“We underestimate the usefulness of our cars as a community resource.” Says Ruth. “Many of our neighbourhood are held together by informal networks of helpers, carers, companions and shoppers. So often the car is an essential part of that equation.

Over the years I’ve used my car for work, to get myself, and colleagues, to and from work, for school and child care drop-off, shopping, ferrying my mum around, taking neighbours to hospital, rescuing stranded teenagers, going to weddings, funerals, christenings, picking family or friends up from airports, train stations, to help friends move house. The list is endless.”

The council say their roadblocks and LTNs are helping to discourage short ‘unnecessary’ car journeys of one or two kilometres, leaving the roads clear for those who most need them. The reality is quite the reverse. Quiet residential, and even school streets have become gridlocked, sometimes for hours at a time. 

Road closures have left many elderly and disabled residents stranded in their homes; massively increased journey times, left people struggling to get to work, hospital appointments, care visits, and pushed many local businesses to the brink of failure.

The motor car may have fallen from favour with today’s political and policy leaders, preoccupied with carbon-reduction targets and visions of a harmonious Green utopia, but it still plays a hugely important role in the lives of many ordinary people. Cars bring pleasure, freedom and convenience to millions of us. To view them as little more as dangerous carbon-emitters driven by selfish, lazy rat-runners, makes for narrow, divisive politics, short-sighted policy.

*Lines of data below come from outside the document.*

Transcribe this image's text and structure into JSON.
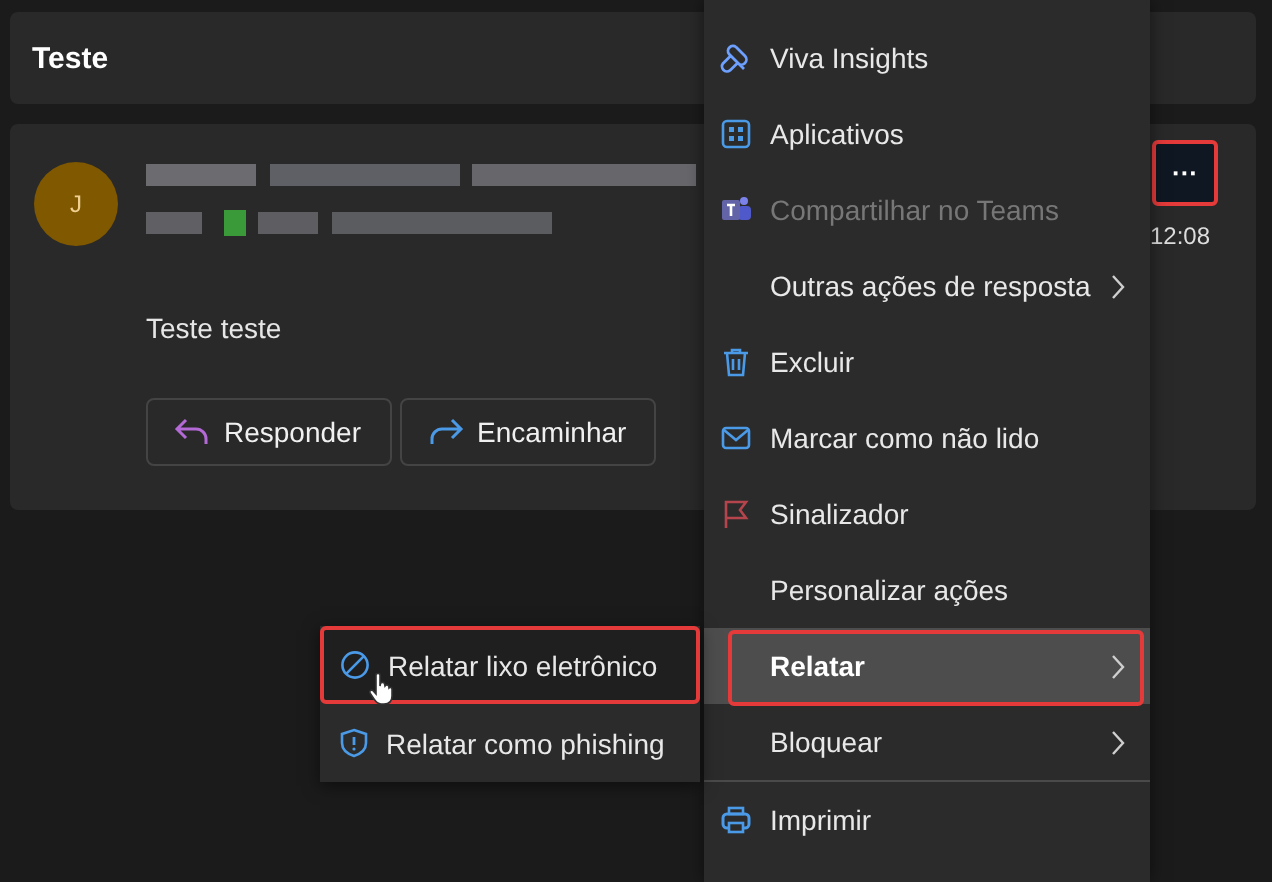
{
  "subject": {
    "title": "Teste"
  },
  "message": {
    "avatar": "J",
    "body": "Teste teste",
    "time": "12:08",
    "more_button": {
      "label": "···",
      "highlighted": true
    },
    "actions": [
      {
        "label": "Responder"
      },
      {
        "label": "Encaminhar"
      }
    ]
  },
  "menu": {
    "items": [
      {
        "label": "Viva Insights",
        "disabled": false,
        "submenu": false,
        "selected": false,
        "highlighted": false
      },
      {
        "label": "Aplicativos",
        "disabled": false,
        "submenu": false,
        "selected": false,
        "highlighted": false
      },
      {
        "label": "Compartilhar no Teams",
        "disabled": true,
        "submenu": false,
        "selected": false,
        "highlighted": false
      },
      {
        "label": "Outras ações de resposta",
        "disabled": false,
        "submenu": true,
        "selected": false,
        "highlighted": false
      },
      {
        "label": "Excluir",
        "disabled": false,
        "submenu": false,
        "selected": false,
        "highlighted": false
      },
      {
        "label": "Marcar como não lido",
        "disabled": false,
        "submenu": false,
        "selected": false,
        "highlighted": false
      },
      {
        "label": "Sinalizador",
        "disabled": false,
        "submenu": false,
        "selected": false,
        "highlighted": false
      },
      {
        "label": "Personalizar ações",
        "disabled": false,
        "submenu": false,
        "selected": false,
        "highlighted": false
      },
      {
        "label": "Relatar",
        "disabled": false,
        "submenu": true,
        "selected": true,
        "highlighted": true
      },
      {
        "label": "Bloquear",
        "disabled": false,
        "submenu": true,
        "selected": false,
        "highlighted": false
      },
      {
        "label": "Imprimir",
        "disabled": false,
        "submenu": false,
        "selected": false,
        "highlighted": false,
        "divider_before": true
      }
    ]
  },
  "submenu": {
    "items": [
      {
        "label": "Relatar lixo eletrônico",
        "selected": true,
        "highlighted": true
      },
      {
        "label": "Relatar como phishing",
        "selected": false,
        "highlighted": false
      }
    ]
  }
}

Read an edited version of this article in the online journal spiked!